Extracted records:
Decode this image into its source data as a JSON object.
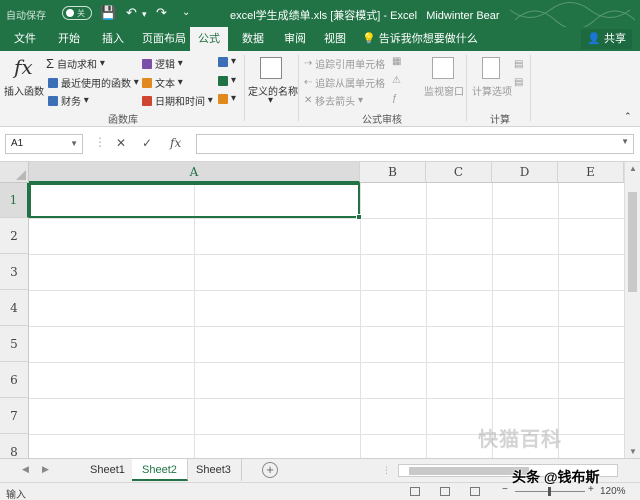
{
  "titlebar": {
    "autosave_label": "自动保存",
    "autosave_state": "关",
    "doc_title": "excel学生成绩单.xls [兼容模式] - Excel",
    "user": "Midwinter Bear"
  },
  "tabs": [
    "文件",
    "开始",
    "插入",
    "页面布局",
    "公式",
    "数据",
    "审阅",
    "视图"
  ],
  "active_tab": "公式",
  "tell_me": "告诉我你想要做什么",
  "share": "共享",
  "ribbon": {
    "insert_function": "插入函数",
    "autosum": "自动求和",
    "recent": "最近使用的函数",
    "financial": "财务",
    "logical": "逻辑",
    "text": "文本",
    "datetime": "日期和时间",
    "group_library": "函数库",
    "defined_names": "定义的名称",
    "trace_precedents": "追踪引用单元格",
    "trace_dependents": "追踪从属单元格",
    "remove_arrows": "移去箭头",
    "group_audit": "公式审核",
    "watch_window": "监视窗口",
    "calc_options": "计算选项",
    "group_calc": "计算"
  },
  "formula_bar": {
    "name_box": "A1",
    "cancel_icon": "✕",
    "enter_icon": "✓",
    "fx_icon": "fx",
    "value": ""
  },
  "grid": {
    "columns": [
      "A",
      "B",
      "C",
      "D",
      "E"
    ],
    "rows": [
      "1",
      "2",
      "3",
      "4",
      "5",
      "6",
      "7",
      "8"
    ],
    "selected_column": "A",
    "selected_row": "1"
  },
  "sheets": [
    "Sheet1",
    "Sheet2",
    "Sheet3"
  ],
  "active_sheet": "Sheet2",
  "status": {
    "mode": "输入",
    "zoom": "120%"
  },
  "watermarks": {
    "site": "快猫百科",
    "author": "头条 @钱布斯"
  },
  "colors": {
    "accent": "#217346",
    "ribbon_bg": "#f3f3f3",
    "grid_line": "#e1e1e1"
  }
}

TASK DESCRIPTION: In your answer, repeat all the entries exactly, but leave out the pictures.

ANSWER TO THIS PROBLEM:
Decode this image into its source data as a JSON object.
{
  "titlebar": {
    "autosave_label": "自动保存",
    "autosave_state": "关",
    "doc_title": "excel学生成绩单.xls [兼容模式] - Excel",
    "user": "Midwinter Bear"
  },
  "tabs": [
    "文件",
    "开始",
    "插入",
    "页面布局",
    "公式",
    "数据",
    "审阅",
    "视图"
  ],
  "active_tab": "公式",
  "tell_me": "告诉我你想要做什么",
  "share": "共享",
  "ribbon": {
    "insert_function": "插入函数",
    "autosum": "自动求和",
    "recent": "最近使用的函数",
    "financial": "财务",
    "logical": "逻辑",
    "text": "文本",
    "datetime": "日期和时间",
    "group_library": "函数库",
    "defined_names": "定义的名称",
    "trace_precedents": "追踪引用单元格",
    "trace_dependents": "追踪从属单元格",
    "remove_arrows": "移去箭头",
    "group_audit": "公式审核",
    "watch_window": "监视窗口",
    "calc_options": "计算选项",
    "group_calc": "计算"
  },
  "formula_bar": {
    "name_box": "A1",
    "cancel_icon": "✕",
    "enter_icon": "✓",
    "fx_icon": "fx",
    "value": ""
  },
  "grid": {
    "columns": [
      "A",
      "B",
      "C",
      "D",
      "E"
    ],
    "rows": [
      "1",
      "2",
      "3",
      "4",
      "5",
      "6",
      "7",
      "8"
    ],
    "selected_column": "A",
    "selected_row": "1"
  },
  "sheets": [
    "Sheet1",
    "Sheet2",
    "Sheet3"
  ],
  "active_sheet": "Sheet2",
  "status": {
    "mode": "输入",
    "zoom": "120%"
  },
  "watermarks": {
    "site": "快猫百科",
    "author": "头条 @钱布斯"
  },
  "colors": {
    "accent": "#217346",
    "ribbon_bg": "#f3f3f3",
    "grid_line": "#e1e1e1"
  }
}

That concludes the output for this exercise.